PROBLEM DESCRIPTION
Nothing but the records themselves, exactly as written, should appear in the reply; leave out the pictures.

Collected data

BEGIN

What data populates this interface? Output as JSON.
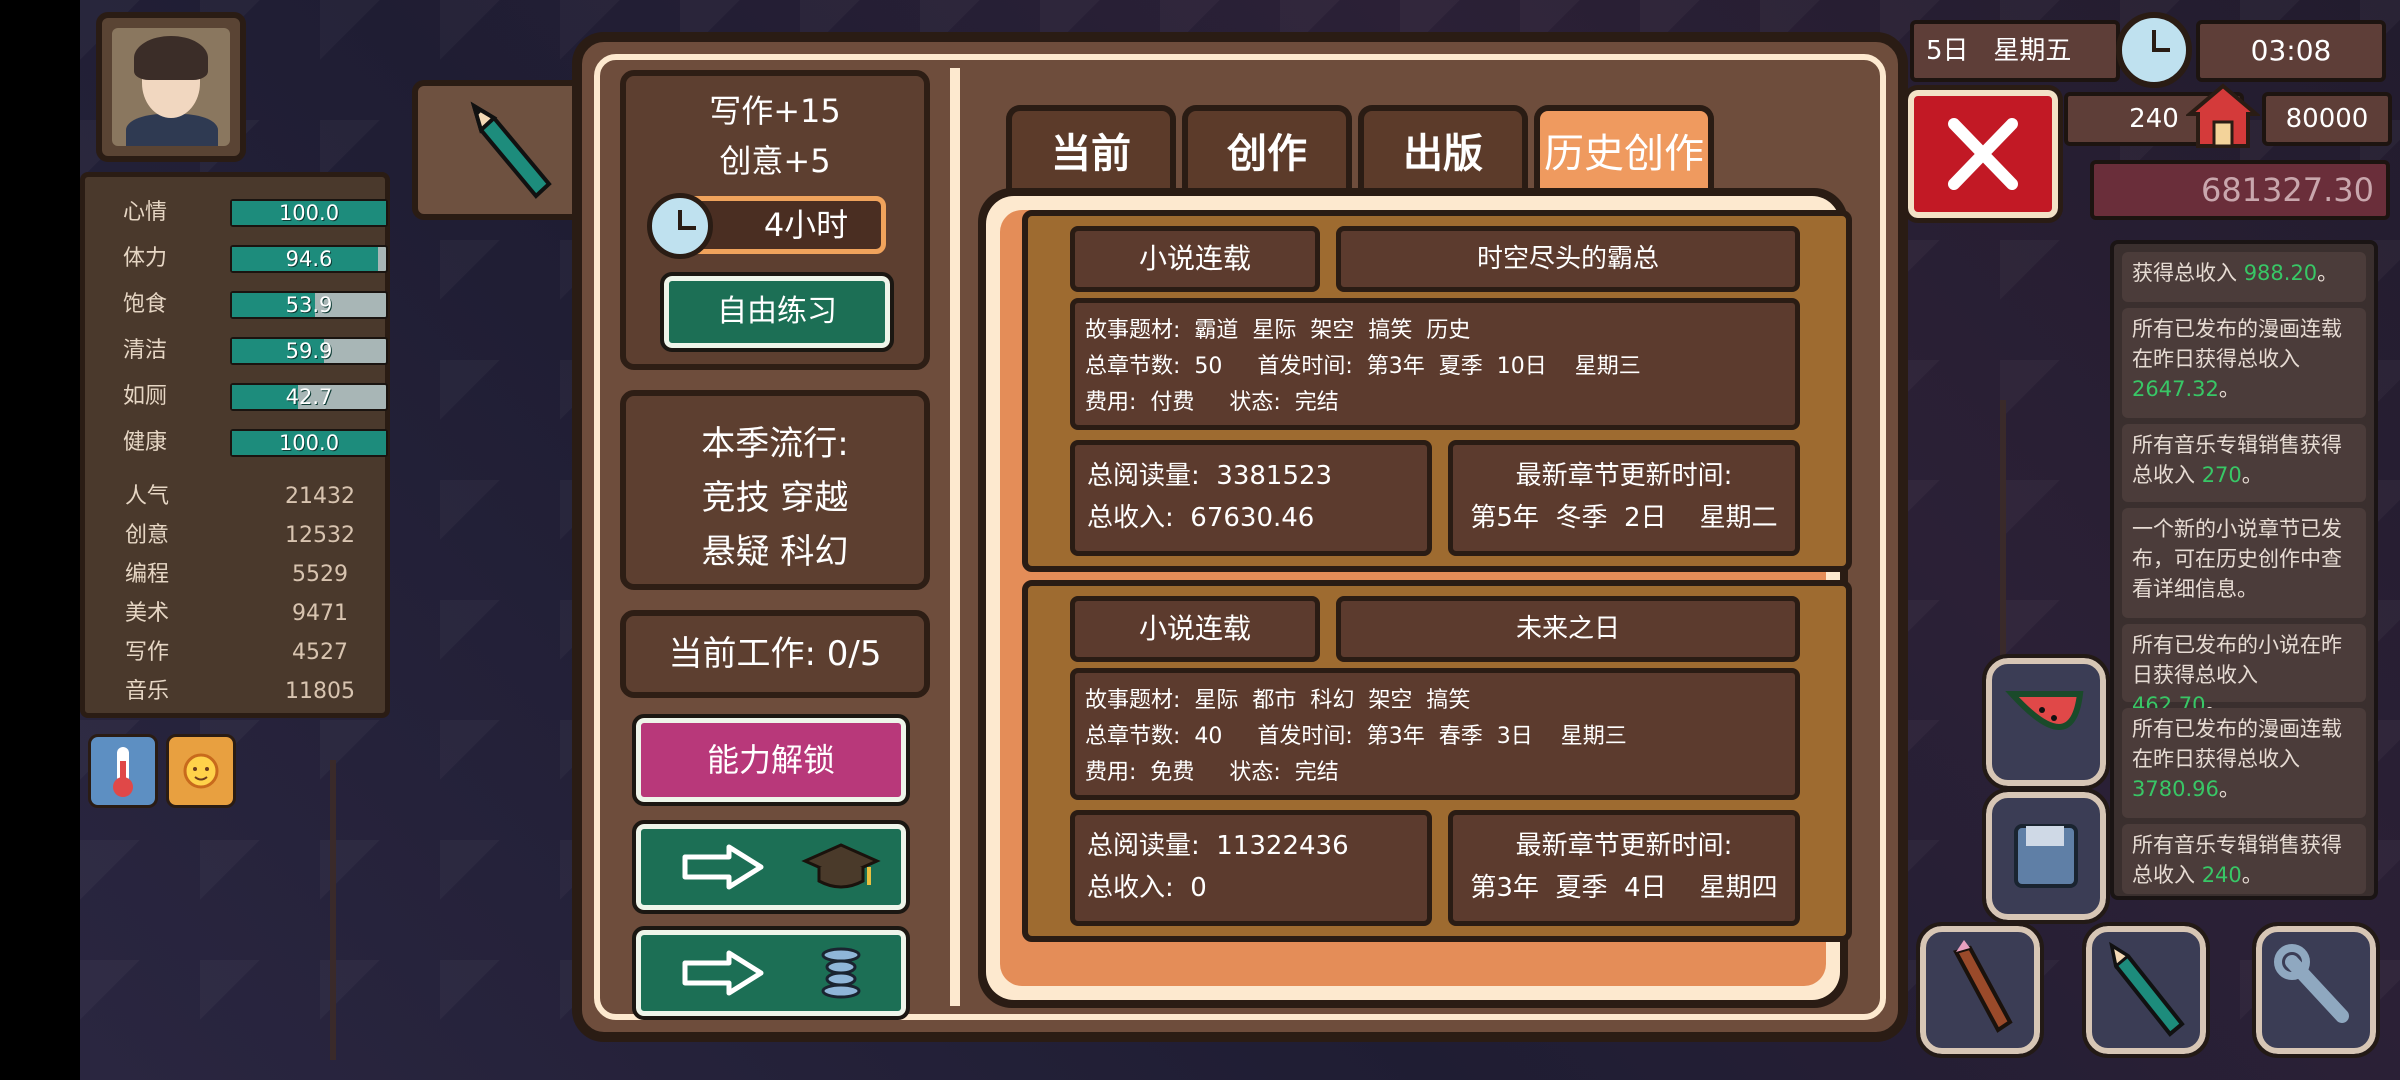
{
  "stats": [
    {
      "name": "心情",
      "value": "100.0",
      "fill": 1.0
    },
    {
      "name": "体力",
      "value": "94.6",
      "fill": 0.946
    },
    {
      "name": "饱食",
      "value": "53.9",
      "fill": 0.539
    },
    {
      "name": "清洁",
      "value": "59.9",
      "fill": 0.599
    },
    {
      "name": "如厕",
      "value": "42.7",
      "fill": 0.427
    },
    {
      "name": "健康",
      "value": "100.0",
      "fill": 1.0
    }
  ],
  "attributes": [
    {
      "name": "人气",
      "value": "21432"
    },
    {
      "name": "创意",
      "value": "12532"
    },
    {
      "name": "编程",
      "value": "5529"
    },
    {
      "name": "美术",
      "value": "9471"
    },
    {
      "name": "写作",
      "value": "4527"
    },
    {
      "name": "音乐",
      "value": "11805"
    }
  ],
  "left_panel": {
    "bonus_writing": "写作+15",
    "bonus_creativity": "创意+5",
    "duration": "4小时",
    "practice_button": "自由练习",
    "trend_title": "本季流行:",
    "trend_line1": "竞技 穿越",
    "trend_line2": "悬疑 科幻",
    "current_work": "当前工作: 0/5",
    "unlock_button": "能力解锁"
  },
  "tabs": [
    "当前",
    "创作",
    "出版",
    "历史创作"
  ],
  "active_tab": 3,
  "works": [
    {
      "type": "小说连载",
      "title": "时空尽头的霸总",
      "genre_line": "故事题材:  霸道  星际  架空  搞笑  历史",
      "chapters_line": "总章节数:  50     首发时间:  第3年  夏季  10日    星期三",
      "fee_line": "费用:  付费     状态:  完结",
      "reads": "总阅读量:  3381523",
      "income": "总收入:  67630.46",
      "update_label": "最新章节更新时间:",
      "update_time": "第5年  冬季  2日    星期二"
    },
    {
      "type": "小说连载",
      "title": "未来之日",
      "genre_line": "故事题材:  星际  都市  科幻  架空  搞笑",
      "chapters_line": "总章节数:  40     首发时间:  第3年  春季  3日    星期三",
      "fee_line": "费用:  免费     状态:  完结",
      "reads": "总阅读量:  11322436",
      "income": "总收入:  0",
      "update_label": "最新章节更新时间:",
      "update_time": "第3年  夏季  4日    星期四"
    }
  ],
  "hud": {
    "date": "5日   星期五",
    "time": "03:08",
    "value_a": "240",
    "value_b": "80000",
    "money": "681327.30"
  },
  "feed": [
    {
      "text": "获得总收入 ",
      "num": "988.20",
      "tail": "。"
    },
    {
      "text": "所有已发布的漫画连载在昨日获得总收入 ",
      "num": "2647.32",
      "tail": "。"
    },
    {
      "text": "所有音乐专辑销售获得总收入 ",
      "num": "270",
      "tail": "。"
    },
    {
      "text": "一个新的小说章节已发布，可在历史创作中查看详细信息。",
      "num": "",
      "tail": ""
    },
    {
      "text": "所有已发布的小说在昨日获得总收入 ",
      "num": "462.70",
      "tail": "。"
    },
    {
      "text": "所有已发布的漫画连载在昨日获得总收入 ",
      "num": "3780.96",
      "tail": "。"
    },
    {
      "text": "所有音乐专辑销售获得总收入 ",
      "num": "240",
      "tail": "。"
    }
  ],
  "icons": [
    "pencil-icon",
    "stopwatch-icon",
    "arrow-right-icon",
    "graduation-cap-icon",
    "coil-icon",
    "close-icon",
    "thermometer-icon",
    "sun-icon",
    "house-icon",
    "watermelon-icon",
    "brush-icon",
    "wrench-icon",
    "floppy-icon"
  ],
  "colors": {
    "accent_orange": "#ef9a5f",
    "panel_brown": "#6e4d3c",
    "button_green": "#1c6f55",
    "unlock_pink": "#b8387a",
    "close_red": "#c21925",
    "income_green": "#38c766"
  }
}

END

PROBLEM SOLUTION
What data populates this interface? Output as JSON.
{
  "stats": [
    {
      "name": "心情",
      "value": "100.0",
      "fill": 1.0
    },
    {
      "name": "体力",
      "value": "94.6",
      "fill": 0.946
    },
    {
      "name": "饱食",
      "value": "53.9",
      "fill": 0.539
    },
    {
      "name": "清洁",
      "value": "59.9",
      "fill": 0.599
    },
    {
      "name": "如厕",
      "value": "42.7",
      "fill": 0.427
    },
    {
      "name": "健康",
      "value": "100.0",
      "fill": 1.0
    }
  ],
  "attributes": [
    {
      "name": "人气",
      "value": "21432"
    },
    {
      "name": "创意",
      "value": "12532"
    },
    {
      "name": "编程",
      "value": "5529"
    },
    {
      "name": "美术",
      "value": "9471"
    },
    {
      "name": "写作",
      "value": "4527"
    },
    {
      "name": "音乐",
      "value": "11805"
    }
  ],
  "left_panel": {
    "bonus_writing": "写作+15",
    "bonus_creativity": "创意+5",
    "duration": "4小时",
    "practice_button": "自由练习",
    "trend_title": "本季流行:",
    "trend_line1": "竞技 穿越",
    "trend_line2": "悬疑 科幻",
    "current_work": "当前工作: 0/5",
    "unlock_button": "能力解锁"
  },
  "tabs": [
    "当前",
    "创作",
    "出版",
    "历史创作"
  ],
  "active_tab": 3,
  "works": [
    {
      "type": "小说连载",
      "title": "时空尽头的霸总",
      "genre_line": "故事题材:  霸道  星际  架空  搞笑  历史",
      "chapters_line": "总章节数:  50     首发时间:  第3年  夏季  10日    星期三",
      "fee_line": "费用:  付费     状态:  完结",
      "reads": "总阅读量:  3381523",
      "income": "总收入:  67630.46",
      "update_label": "最新章节更新时间:",
      "update_time": "第5年  冬季  2日    星期二"
    },
    {
      "type": "小说连载",
      "title": "未来之日",
      "genre_line": "故事题材:  星际  都市  科幻  架空  搞笑",
      "chapters_line": "总章节数:  40     首发时间:  第3年  春季  3日    星期三",
      "fee_line": "费用:  免费     状态:  完结",
      "reads": "总阅读量:  11322436",
      "income": "总收入:  0",
      "update_label": "最新章节更新时间:",
      "update_time": "第3年  夏季  4日    星期四"
    }
  ],
  "hud": {
    "date": "5日   星期五",
    "time": "03:08",
    "value_a": "240",
    "value_b": "80000",
    "money": "681327.30"
  },
  "feed": [
    {
      "text": "获得总收入 ",
      "num": "988.20",
      "tail": "。"
    },
    {
      "text": "所有已发布的漫画连载在昨日获得总收入 ",
      "num": "2647.32",
      "tail": "。"
    },
    {
      "text": "所有音乐专辑销售获得总收入 ",
      "num": "270",
      "tail": "。"
    },
    {
      "text": "一个新的小说章节已发布，可在历史创作中查看详细信息。",
      "num": "",
      "tail": ""
    },
    {
      "text": "所有已发布的小说在昨日获得总收入 ",
      "num": "462.70",
      "tail": "。"
    },
    {
      "text": "所有已发布的漫画连载在昨日获得总收入 ",
      "num": "3780.96",
      "tail": "。"
    },
    {
      "text": "所有音乐专辑销售获得总收入 ",
      "num": "240",
      "tail": "。"
    }
  ],
  "icons": [
    "pencil-icon",
    "stopwatch-icon",
    "arrow-right-icon",
    "graduation-cap-icon",
    "coil-icon",
    "close-icon",
    "thermometer-icon",
    "sun-icon",
    "house-icon",
    "watermelon-icon",
    "brush-icon",
    "wrench-icon",
    "floppy-icon"
  ],
  "colors": {
    "accent_orange": "#ef9a5f",
    "panel_brown": "#6e4d3c",
    "button_green": "#1c6f55",
    "unlock_pink": "#b8387a",
    "close_red": "#c21925",
    "income_green": "#38c766"
  }
}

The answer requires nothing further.